- **MATERIAL SHOWN**
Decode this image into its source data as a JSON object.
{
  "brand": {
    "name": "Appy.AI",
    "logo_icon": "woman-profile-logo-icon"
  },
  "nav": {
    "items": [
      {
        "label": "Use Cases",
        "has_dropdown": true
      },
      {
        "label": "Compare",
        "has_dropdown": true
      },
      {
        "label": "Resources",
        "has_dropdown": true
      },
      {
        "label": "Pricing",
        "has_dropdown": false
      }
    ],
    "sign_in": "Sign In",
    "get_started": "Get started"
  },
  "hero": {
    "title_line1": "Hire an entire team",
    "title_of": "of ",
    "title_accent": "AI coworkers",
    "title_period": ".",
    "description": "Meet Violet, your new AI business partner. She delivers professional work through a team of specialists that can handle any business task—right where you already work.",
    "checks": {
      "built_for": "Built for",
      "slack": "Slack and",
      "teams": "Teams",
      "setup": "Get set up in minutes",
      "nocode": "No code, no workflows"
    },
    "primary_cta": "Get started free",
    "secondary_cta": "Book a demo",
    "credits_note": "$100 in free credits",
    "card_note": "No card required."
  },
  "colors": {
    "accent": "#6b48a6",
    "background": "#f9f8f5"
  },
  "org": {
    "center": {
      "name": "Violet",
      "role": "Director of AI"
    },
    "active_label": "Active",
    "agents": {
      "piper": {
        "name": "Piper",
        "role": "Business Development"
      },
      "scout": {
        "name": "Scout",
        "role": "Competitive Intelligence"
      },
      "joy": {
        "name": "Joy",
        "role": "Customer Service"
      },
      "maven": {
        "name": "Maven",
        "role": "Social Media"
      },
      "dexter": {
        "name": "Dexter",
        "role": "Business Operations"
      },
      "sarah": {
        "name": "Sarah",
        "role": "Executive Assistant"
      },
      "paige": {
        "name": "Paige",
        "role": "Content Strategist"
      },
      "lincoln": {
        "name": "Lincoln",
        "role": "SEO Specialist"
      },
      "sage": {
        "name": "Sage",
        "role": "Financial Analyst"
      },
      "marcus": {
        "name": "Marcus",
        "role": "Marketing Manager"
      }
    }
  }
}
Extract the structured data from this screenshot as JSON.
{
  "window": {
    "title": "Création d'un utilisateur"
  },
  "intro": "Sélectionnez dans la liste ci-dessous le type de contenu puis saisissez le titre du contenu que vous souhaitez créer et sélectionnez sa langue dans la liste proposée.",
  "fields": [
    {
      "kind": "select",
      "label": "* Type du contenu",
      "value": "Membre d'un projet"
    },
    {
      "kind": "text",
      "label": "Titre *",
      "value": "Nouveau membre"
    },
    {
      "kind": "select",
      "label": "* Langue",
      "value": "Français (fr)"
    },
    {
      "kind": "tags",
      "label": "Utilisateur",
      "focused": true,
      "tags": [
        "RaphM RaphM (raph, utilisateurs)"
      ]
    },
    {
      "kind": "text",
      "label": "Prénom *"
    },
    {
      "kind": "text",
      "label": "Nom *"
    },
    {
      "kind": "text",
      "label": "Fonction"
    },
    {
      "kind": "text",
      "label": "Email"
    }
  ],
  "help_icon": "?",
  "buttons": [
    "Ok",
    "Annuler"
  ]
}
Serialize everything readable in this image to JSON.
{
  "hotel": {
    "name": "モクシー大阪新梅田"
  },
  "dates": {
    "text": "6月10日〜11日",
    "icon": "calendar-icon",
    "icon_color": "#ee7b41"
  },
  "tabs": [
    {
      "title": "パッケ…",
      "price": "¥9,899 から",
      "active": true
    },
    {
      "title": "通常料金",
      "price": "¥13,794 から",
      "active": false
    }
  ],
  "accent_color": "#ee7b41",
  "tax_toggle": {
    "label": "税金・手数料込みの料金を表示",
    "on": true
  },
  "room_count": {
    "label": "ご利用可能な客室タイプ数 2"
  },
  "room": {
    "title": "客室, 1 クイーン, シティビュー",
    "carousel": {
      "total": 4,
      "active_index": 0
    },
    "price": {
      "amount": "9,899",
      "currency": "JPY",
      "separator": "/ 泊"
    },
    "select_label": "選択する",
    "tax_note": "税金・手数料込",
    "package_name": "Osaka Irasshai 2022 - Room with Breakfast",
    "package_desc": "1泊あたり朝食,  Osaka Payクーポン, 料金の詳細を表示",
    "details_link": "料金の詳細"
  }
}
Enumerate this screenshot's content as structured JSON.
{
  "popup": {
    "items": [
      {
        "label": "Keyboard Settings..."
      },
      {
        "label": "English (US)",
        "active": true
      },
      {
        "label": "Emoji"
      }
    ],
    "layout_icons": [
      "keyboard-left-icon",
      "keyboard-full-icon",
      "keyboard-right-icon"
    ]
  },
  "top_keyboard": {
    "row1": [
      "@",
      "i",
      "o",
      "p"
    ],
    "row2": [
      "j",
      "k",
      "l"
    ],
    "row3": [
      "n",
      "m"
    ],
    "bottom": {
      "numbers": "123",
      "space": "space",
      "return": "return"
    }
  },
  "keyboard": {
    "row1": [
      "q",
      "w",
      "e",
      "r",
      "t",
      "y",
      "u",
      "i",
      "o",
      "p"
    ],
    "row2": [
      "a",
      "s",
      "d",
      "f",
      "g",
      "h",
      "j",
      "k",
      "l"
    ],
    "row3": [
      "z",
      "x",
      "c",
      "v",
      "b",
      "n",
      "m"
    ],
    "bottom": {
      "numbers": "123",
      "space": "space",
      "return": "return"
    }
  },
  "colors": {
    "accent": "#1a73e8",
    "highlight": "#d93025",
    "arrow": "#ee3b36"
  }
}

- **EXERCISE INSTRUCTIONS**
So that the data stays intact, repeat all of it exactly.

- **TASK SOLUTION**
Decode this image into its source data as a JSON object.
{
  "brand": {
    "name": "Appy.AI",
    "logo_icon": "woman-profile-logo-icon"
  },
  "nav": {
    "items": [
      {
        "label": "Use Cases",
        "has_dropdown": true
      },
      {
        "label": "Compare",
        "has_dropdown": true
      },
      {
        "label": "Resources",
        "has_dropdown": true
      },
      {
        "label": "Pricing",
        "has_dropdown": false
      }
    ],
    "sign_in": "Sign In",
    "get_started": "Get started"
  },
  "hero": {
    "title_line1": "Hire an entire team",
    "title_of": "of ",
    "title_accent": "AI coworkers",
    "title_period": ".",
    "description": "Meet Violet, your new AI business partner. She delivers professional work through a team of specialists that can handle any business task—right where you already work.",
    "checks": {
      "built_for": "Built for",
      "slack": "Slack and",
      "teams": "Teams",
      "setup": "Get set up in minutes",
      "nocode": "No code, no workflows"
    },
    "primary_cta": "Get started free",
    "secondary_cta": "Book a demo",
    "credits_note": "$100 in free credits",
    "card_note": "No card required."
  },
  "colors": {
    "accent": "#6b48a6",
    "background": "#f9f8f5"
  },
  "org": {
    "center": {
      "name": "Violet",
      "role": "Director of AI"
    },
    "active_label": "Active",
    "agents": {
      "piper": {
        "name": "Piper",
        "role": "Business Development"
      },
      "scout": {
        "name": "Scout",
        "role": "Competitive Intelligence"
      },
      "joy": {
        "name": "Joy",
        "role": "Customer Service"
      },
      "maven": {
        "name": "Maven",
        "role": "Social Media"
      },
      "dexter": {
        "name": "Dexter",
        "role": "Business Operations"
      },
      "sarah": {
        "name": "Sarah",
        "role": "Executive Assistant"
      },
      "paige": {
        "name": "Paige",
        "role": "Content Strategist"
      },
      "lincoln": {
        "name": "Lincoln",
        "role": "SEO Specialist"
      },
      "sage": {
        "name": "Sage",
        "role": "Financial Analyst"
      },
      "marcus": {
        "name": "Marcus",
        "role": "Marketing Manager"
      }
    }
  }
}
Extract the structured data from this screenshot as JSON.
{
  "window": {
    "title": "Création d'un utilisateur"
  },
  "intro": "Sélectionnez dans la liste ci-dessous le type de contenu puis saisissez le titre du contenu que vous souhaitez créer et sélectionnez sa langue dans la liste proposée.",
  "fields": [
    {
      "kind": "select",
      "label": "* Type du contenu",
      "value": "Membre d'un projet"
    },
    {
      "kind": "text",
      "label": "Titre *",
      "value": "Nouveau membre"
    },
    {
      "kind": "select",
      "label": "* Langue",
      "value": "Français (fr)"
    },
    {
      "kind": "tags",
      "label": "Utilisateur",
      "focused": true,
      "tags": [
        "RaphM RaphM (raph, utilisateurs)"
      ]
    },
    {
      "kind": "text",
      "label": "Prénom *"
    },
    {
      "kind": "text",
      "label": "Nom *"
    },
    {
      "kind": "text",
      "label": "Fonction"
    },
    {
      "kind": "text",
      "label": "Email"
    }
  ],
  "help_icon": "?",
  "buttons": [
    "Ok",
    "Annuler"
  ]
}
Serialize everything readable in this image to JSON.
{
  "hotel": {
    "name": "モクシー大阪新梅田"
  },
  "dates": {
    "text": "6月10日〜11日",
    "icon": "calendar-icon",
    "icon_color": "#ee7b41"
  },
  "tabs": [
    {
      "title": "パッケ…",
      "price": "¥9,899 から",
      "active": true
    },
    {
      "title": "通常料金",
      "price": "¥13,794 から",
      "active": false
    }
  ],
  "accent_color": "#ee7b41",
  "tax_toggle": {
    "label": "税金・手数料込みの料金を表示",
    "on": true
  },
  "room_count": {
    "label": "ご利用可能な客室タイプ数 2"
  },
  "room": {
    "title": "客室, 1 クイーン, シティビュー",
    "carousel": {
      "total": 4,
      "active_index": 0
    },
    "price": {
      "amount": "9,899",
      "currency": "JPY",
      "separator": "/ 泊"
    },
    "select_label": "選択する",
    "tax_note": "税金・手数料込",
    "package_name": "Osaka Irasshai 2022 - Room with Breakfast",
    "package_desc": "1泊あたり朝食,  Osaka Payクーポン, 料金の詳細を表示",
    "details_link": "料金の詳細"
  }
}
Enumerate this screenshot's content as structured JSON.
{
  "popup": {
    "items": [
      {
        "label": "Keyboard Settings..."
      },
      {
        "label": "English (US)",
        "active": true
      },
      {
        "label": "Emoji"
      }
    ],
    "layout_icons": [
      "keyboard-left-icon",
      "keyboard-full-icon",
      "keyboard-right-icon"
    ]
  },
  "top_keyboard": {
    "row1": [
      "@",
      "i",
      "o",
      "p"
    ],
    "row2": [
      "j",
      "k",
      "l"
    ],
    "row3": [
      "n",
      "m"
    ],
    "bottom": {
      "numbers": "123",
      "space": "space",
      "return": "return"
    }
  },
  "keyboard": {
    "row1": [
      "q",
      "w",
      "e",
      "r",
      "t",
      "y",
      "u",
      "i",
      "o",
      "p"
    ],
    "row2": [
      "a",
      "s",
      "d",
      "f",
      "g",
      "h",
      "j",
      "k",
      "l"
    ],
    "row3": [
      "z",
      "x",
      "c",
      "v",
      "b",
      "n",
      "m"
    ],
    "bottom": {
      "numbers": "123",
      "space": "space",
      "return": "return"
    }
  },
  "colors": {
    "accent": "#1a73e8",
    "highlight": "#d93025",
    "arrow": "#ee3b36"
  }
}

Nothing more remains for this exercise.